Plaintiff thereafter requested, as a reasonable accommodation for her disability, a transfer to a different department so that she could work under a different supervisor and manager.  Plaintiff's physician repeatedly made clear to Defendant that Plaintiff would be able to function without limitation in a different department under a different manager.  Instead of providing Plaintiff with the transfer, Defendant opted to extend Plaintiff's leave of absence and eventually terminated her.

Plaintiff sued, alleging disability discrimination, among other things.  The trial court granted Defendant's motion for summary judgment on all claims, and the Court of Appeal affirmed, holding that Plaintiff did not suffer from a disability as defined by California Fair Employment and Housing Act: "[a]n employee's inability to work under a particular supervisor because of anxiety and stress related to the supervisor's standard oversight of the employee's job performance does not constitute a disability under FEHA."

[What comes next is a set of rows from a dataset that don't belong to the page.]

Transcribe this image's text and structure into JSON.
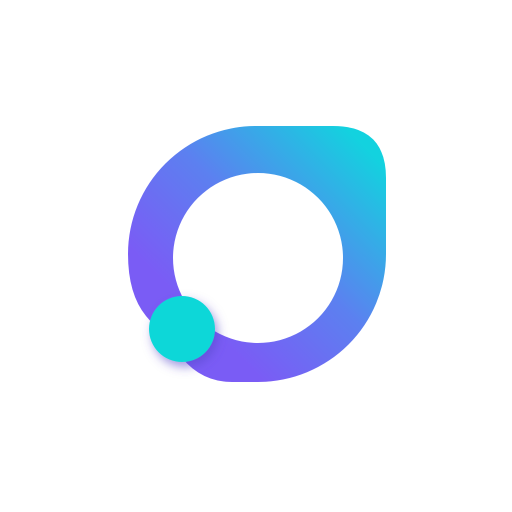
{
  "logo": {
    "icon": "ring-with-dot-logo",
    "colors": {
      "background": "#ffffff",
      "gradient_start": "#7A5CF5",
      "gradient_end": "#13D2DF",
      "dot": "#10D7D8",
      "dot_shadow": "#5648C9"
    }
  }
}
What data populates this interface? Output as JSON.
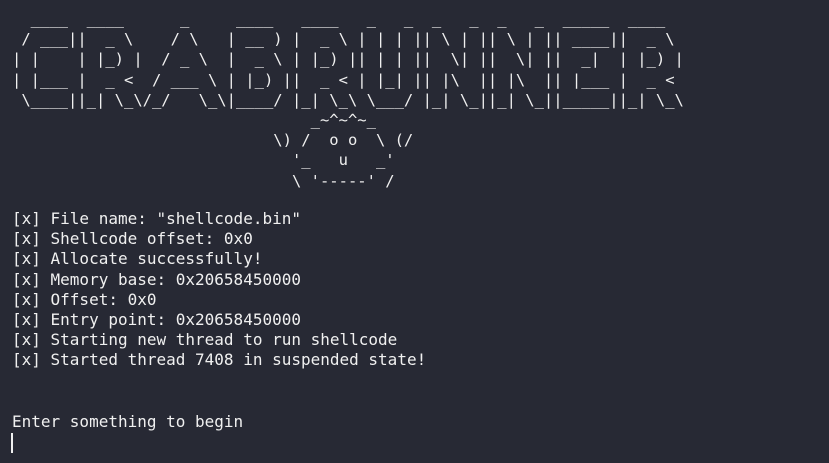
{
  "banner": {
    "ascii_art": "  ____  ____      _     ____   ____   _   _  _   _  _   _  _____  ____\n / ___||  _ \\    / \\   | __ ) |  _ \\ | | | || \\ | || \\ | || ____||  _ \\\n| |    | |_) |  / _ \\  |  _ \\ | |_) || | | ||  \\| ||  \\| ||  _|  | |_) |\n| |___ |  _ <  / ___ \\ | |_) ||  _ < | |_| || |\\  || |\\  || |___ |  _ <\n \\____||_| \\_\\/_/   \\_\\|____/ |_| \\_\\ \\___/ |_| \\_||_| \\_||_____||_| \\_\\\n                                _~^~^~_\n                            \\) /  o o  \\ (/\n                              '_   u   _'\n                              \\ '-----' /"
  },
  "log": [
    "[x] File name: \"shellcode.bin\"",
    "[x] Shellcode offset: 0x0",
    "[x] Allocate successfully!",
    "[x] Memory base: 0x20658450000",
    "[x] Offset: 0x0",
    "[x] Entry point: 0x20658450000",
    "[x] Starting new thread to run shellcode",
    "[x] Started thread 7408 in suspended state!"
  ],
  "prompt": "Enter something to begin"
}
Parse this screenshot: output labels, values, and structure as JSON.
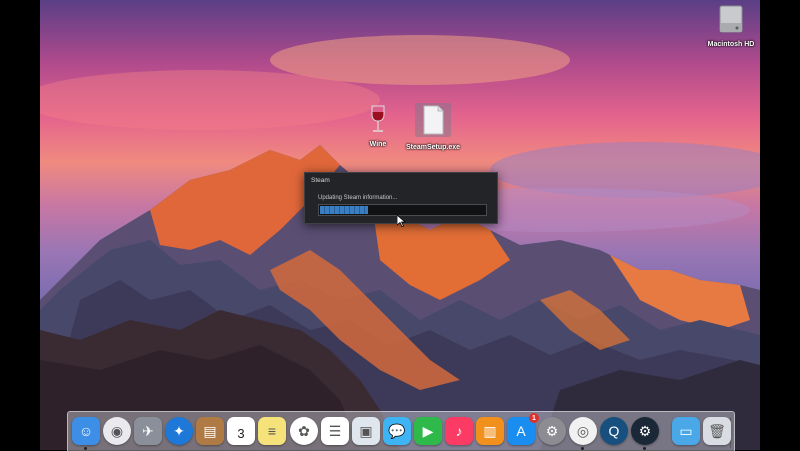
{
  "desktop": {
    "icons": [
      {
        "label": "Macintosh HD",
        "icon": "hard-drive-icon"
      },
      {
        "label": "Wine",
        "icon": "wine-glass-icon"
      },
      {
        "label": "SteamSetup.exe",
        "icon": "document-icon"
      }
    ]
  },
  "steam_window": {
    "title": "Steam",
    "status": "Updating Steam information...",
    "progress": 0.29
  },
  "dock": {
    "items": [
      {
        "icon": "finder-icon",
        "color": "#3c8ee6",
        "running": true
      },
      {
        "icon": "siri-icon",
        "color": "#e9e9ee"
      },
      {
        "icon": "launchpad-icon",
        "color": "#8a8f99"
      },
      {
        "icon": "safari-icon",
        "color": "#1e78d7"
      },
      {
        "icon": "contacts-icon",
        "color": "#b07a45"
      },
      {
        "icon": "calendar-icon",
        "color": "#ffffff",
        "text": "3"
      },
      {
        "icon": "notes-icon",
        "color": "#f6e27a"
      },
      {
        "icon": "photos-icon",
        "color": "#ffffff"
      },
      {
        "icon": "reminders-icon",
        "color": "#ffffff"
      },
      {
        "icon": "preview-icon",
        "color": "#dfe6ee"
      },
      {
        "icon": "messages-icon",
        "color": "#3fb4f5"
      },
      {
        "icon": "facetime-icon",
        "color": "#2fb94a"
      },
      {
        "icon": "music-icon",
        "color": "#fb3b63"
      },
      {
        "icon": "ibooks-icon",
        "color": "#f2901e"
      },
      {
        "icon": "app-store-icon",
        "color": "#1a8df0",
        "badge": "1"
      },
      {
        "icon": "system-preferences-icon",
        "color": "#8c8c92"
      },
      {
        "icon": "chrome-icon",
        "color": "#f1f1f1",
        "running": true
      },
      {
        "icon": "quicktime-icon",
        "color": "#17507e"
      },
      {
        "icon": "steam-icon",
        "color": "#1b2838",
        "running": true
      },
      {
        "icon": "folder-icon",
        "color": "#4aa8e8"
      },
      {
        "icon": "trash-icon",
        "color": "#d9dde3"
      }
    ]
  }
}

It is important to note, however, that had the facts of this case been different and Plaintiff been subjected to behavior from her supervisor and manager beyond the "standard oversight" of her performance, she may have been entitled to her requested accommodation.  Therefore, if you are suffering from a stress related disability because of a supervisor, you should still contact an employment attorney to determine if you have a claim.

The opinion is available here.